# EXERCISE PROMPT
Repeat the listing exactly, minus the pictures.

# AVAILABLE RECORDS
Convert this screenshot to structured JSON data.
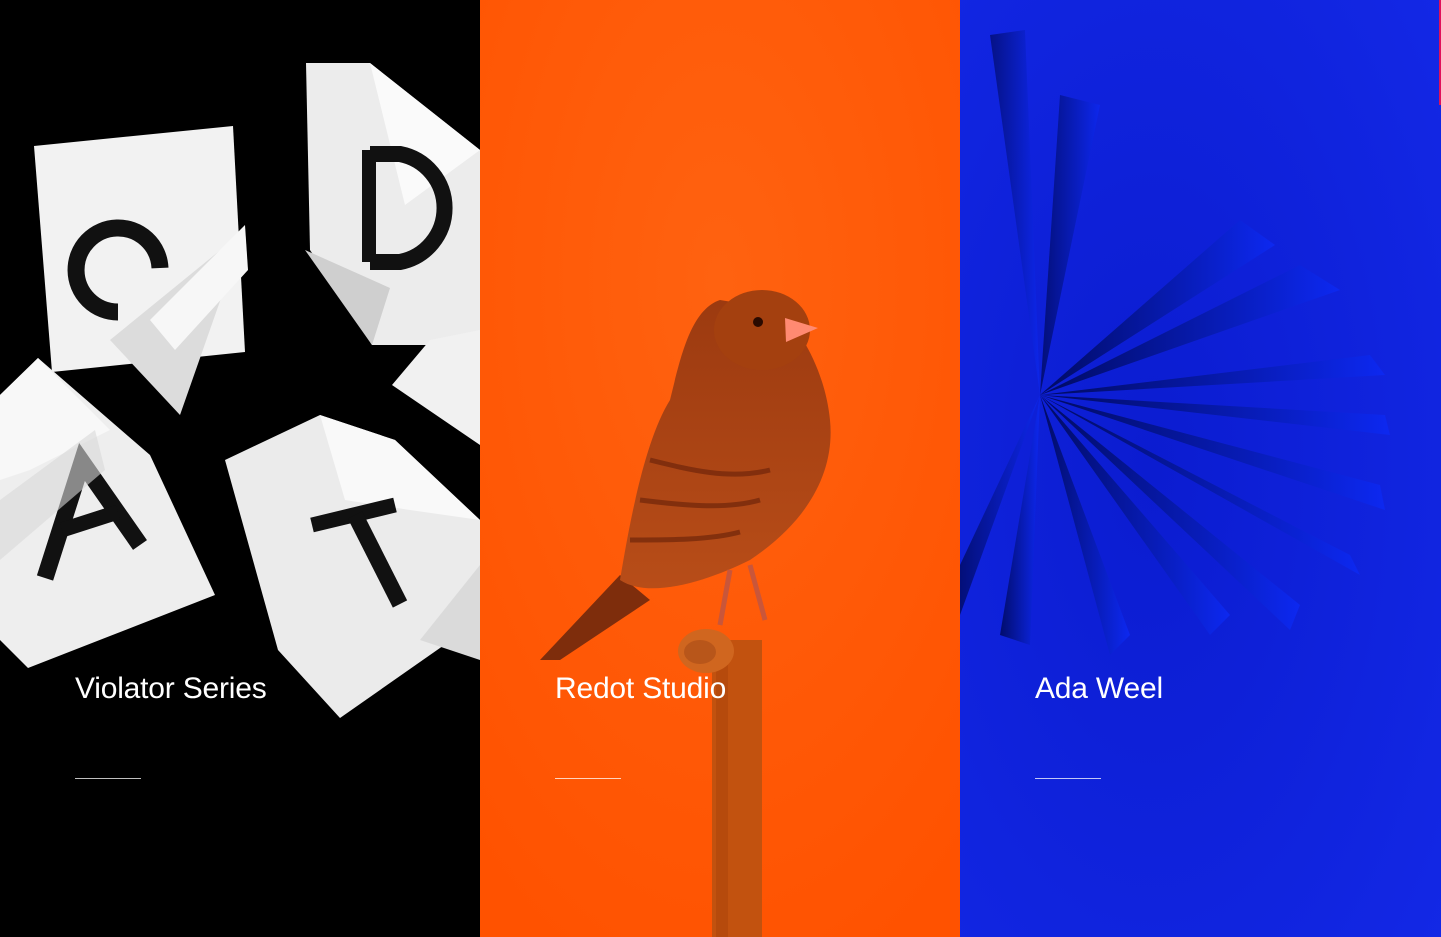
{
  "projects": [
    {
      "title": "Violator Series",
      "background": "#000000",
      "image": "folded-paper-letters-artwork"
    },
    {
      "title": "Redot Studio",
      "background": "#ff5a0a",
      "image": "bird-on-perch-artwork"
    },
    {
      "title": "Ada Weel",
      "background": "#1126e0",
      "image": "fanned-book-pages-artwork"
    }
  ]
}
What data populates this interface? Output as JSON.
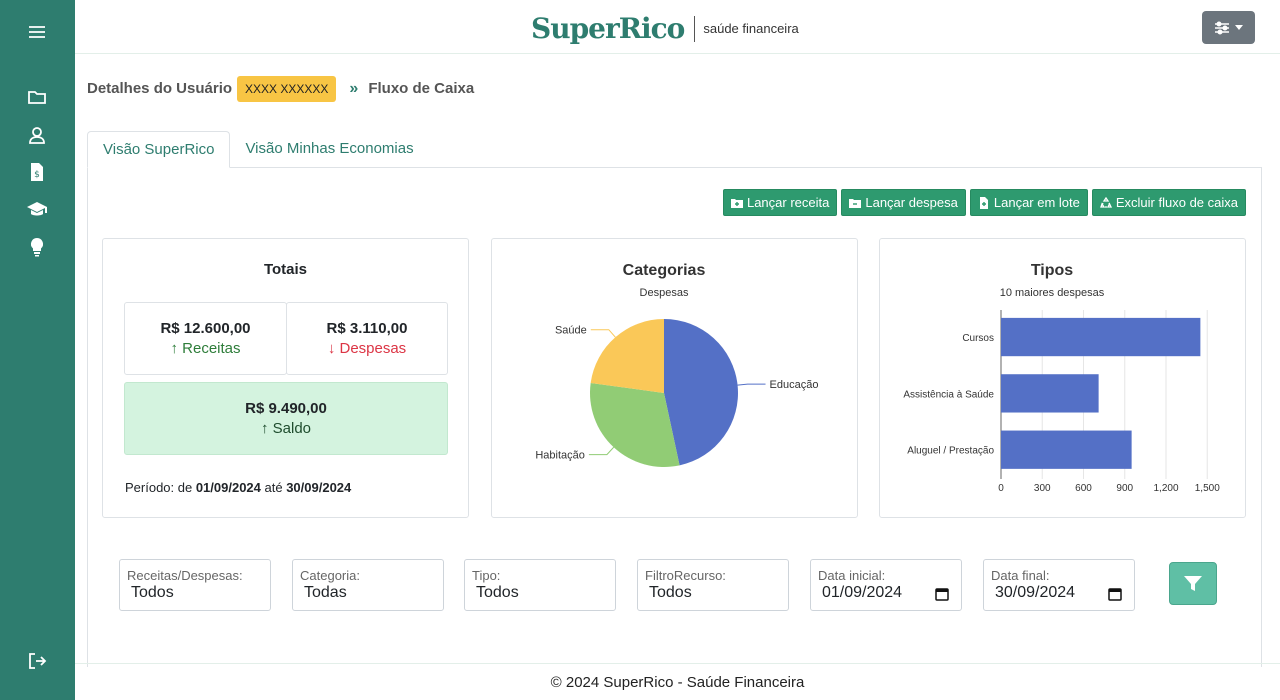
{
  "header": {
    "logo_text": "SuperRico",
    "logo_sub": "saúde financeira"
  },
  "breadcrumb": {
    "user_label": "Detalhes do Usuário",
    "user_name": "XXXX XXXXXX",
    "arrow": "»",
    "current": "Fluxo de Caixa"
  },
  "tabs": [
    {
      "label": "Visão SuperRico"
    },
    {
      "label": "Visão Minhas Economias"
    }
  ],
  "actions": [
    {
      "label": "Lançar receita"
    },
    {
      "label": "Lançar despesa"
    },
    {
      "label": "Lançar em lote"
    },
    {
      "label": "Excluir fluxo de caixa"
    }
  ],
  "totals": {
    "title": "Totais",
    "receitas_value": "R$ 12.600,00",
    "receitas_label": "↑ Receitas",
    "despesas_value": "R$ 3.110,00",
    "despesas_label": "↓ Despesas",
    "saldo_value": "R$ 9.490,00",
    "saldo_label": "↑ Saldo",
    "periodo_prefix": "Período: de ",
    "periodo_start": "01/09/2024",
    "periodo_mid": " até ",
    "periodo_end": "30/09/2024"
  },
  "colors": {
    "sidebar": "#2e7d6f",
    "accent": "#2e7d6f",
    "receita": "#2e7d3a",
    "despesa": "#dc3545",
    "saldo_bg": "#d4f3df",
    "bar": "#5470c6"
  },
  "chart_data": [
    {
      "type": "pie",
      "title": "Categorias",
      "subtitle": "Despesas",
      "labels": [
        "Educação",
        "Habitação",
        "Saúde"
      ],
      "values": [
        1450,
        950,
        710
      ],
      "colors": [
        "#5470c6",
        "#91cc75",
        "#fac858"
      ]
    },
    {
      "type": "bar",
      "orientation": "horizontal",
      "title": "Tipos",
      "subtitle": "10 maiores despesas",
      "categories": [
        "Cursos",
        "Assistência à Saúde",
        "Aluguel / Prestação"
      ],
      "values": [
        1450,
        710,
        950
      ],
      "xlim": [
        0,
        1600
      ],
      "xticks": [
        0,
        300,
        600,
        900,
        1200,
        1500
      ],
      "xtick_labels": [
        "0",
        "300",
        "600",
        "900",
        "1,200",
        "1,500"
      ],
      "color": "#5470c6"
    }
  ],
  "filters": [
    {
      "label": "Receitas/Despesas:",
      "value": "Todos"
    },
    {
      "label": "Categoria:",
      "value": "Todas"
    },
    {
      "label": "Tipo:",
      "value": "Todos"
    },
    {
      "label": "FiltroRecurso:",
      "value": "Todos"
    },
    {
      "label": "Data inicial:",
      "value": "01/09/2024"
    },
    {
      "label": "Data final:",
      "value": "30/09/2024"
    }
  ],
  "footer": {
    "text": "© 2024 SuperRico - Saúde Financeira"
  },
  "icons": [
    "menu-icon",
    "folder-icon",
    "user-icon",
    "invoice-icon",
    "graduation-cap-icon",
    "lightbulb-icon",
    "logout-icon",
    "sliders-icon",
    "filter-icon"
  ]
}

# ANSWER
Convert this screenshot to structured JSON data.
{
  "projects": [
    {
      "title": "Violator Series",
      "background": "#000000",
      "image": "folded-paper-letters-artwork"
    },
    {
      "title": "Redot Studio",
      "background": "#ff5a0a",
      "image": "bird-on-perch-artwork"
    },
    {
      "title": "Ada Weel",
      "background": "#1126e0",
      "image": "fanned-book-pages-artwork"
    }
  ]
}
What data populates this interface? Output as JSON.
{
  "header": {
    "logo_text": "SuperRico",
    "logo_sub": "saúde financeira"
  },
  "breadcrumb": {
    "user_label": "Detalhes do Usuário",
    "user_name": "XXXX XXXXXX",
    "arrow": "»",
    "current": "Fluxo de Caixa"
  },
  "tabs": [
    {
      "label": "Visão SuperRico"
    },
    {
      "label": "Visão Minhas Economias"
    }
  ],
  "actions": [
    {
      "label": "Lançar receita"
    },
    {
      "label": "Lançar despesa"
    },
    {
      "label": "Lançar em lote"
    },
    {
      "label": "Excluir fluxo de caixa"
    }
  ],
  "totals": {
    "title": "Totais",
    "receitas_value": "R$ 12.600,00",
    "receitas_label": "↑ Receitas",
    "despesas_value": "R$ 3.110,00",
    "despesas_label": "↓ Despesas",
    "saldo_value": "R$ 9.490,00",
    "saldo_label": "↑ Saldo",
    "periodo_prefix": "Período: de ",
    "periodo_start": "01/09/2024",
    "periodo_mid": " até ",
    "periodo_end": "30/09/2024"
  },
  "colors": {
    "sidebar": "#2e7d6f",
    "accent": "#2e7d6f",
    "receita": "#2e7d3a",
    "despesa": "#dc3545",
    "saldo_bg": "#d4f3df",
    "bar": "#5470c6"
  },
  "chart_data": [
    {
      "type": "pie",
      "title": "Categorias",
      "subtitle": "Despesas",
      "labels": [
        "Educação",
        "Habitação",
        "Saúde"
      ],
      "values": [
        1450,
        950,
        710
      ],
      "colors": [
        "#5470c6",
        "#91cc75",
        "#fac858"
      ]
    },
    {
      "type": "bar",
      "orientation": "horizontal",
      "title": "Tipos",
      "subtitle": "10 maiores despesas",
      "categories": [
        "Cursos",
        "Assistência à Saúde",
        "Aluguel / Prestação"
      ],
      "values": [
        1450,
        710,
        950
      ],
      "xlim": [
        0,
        1600
      ],
      "xticks": [
        0,
        300,
        600,
        900,
        1200,
        1500
      ],
      "xtick_labels": [
        "0",
        "300",
        "600",
        "900",
        "1,200",
        "1,500"
      ],
      "color": "#5470c6"
    }
  ],
  "filters": [
    {
      "label": "Receitas/Despesas:",
      "value": "Todos"
    },
    {
      "label": "Categoria:",
      "value": "Todas"
    },
    {
      "label": "Tipo:",
      "value": "Todos"
    },
    {
      "label": "FiltroRecurso:",
      "value": "Todos"
    },
    {
      "label": "Data inicial:",
      "value": "01/09/2024"
    },
    {
      "label": "Data final:",
      "value": "30/09/2024"
    }
  ],
  "footer": {
    "text": "© 2024 SuperRico - Saúde Financeira"
  },
  "icons": [
    "menu-icon",
    "folder-icon",
    "user-icon",
    "invoice-icon",
    "graduation-cap-icon",
    "lightbulb-icon",
    "logout-icon",
    "sliders-icon",
    "filter-icon"
  ]
}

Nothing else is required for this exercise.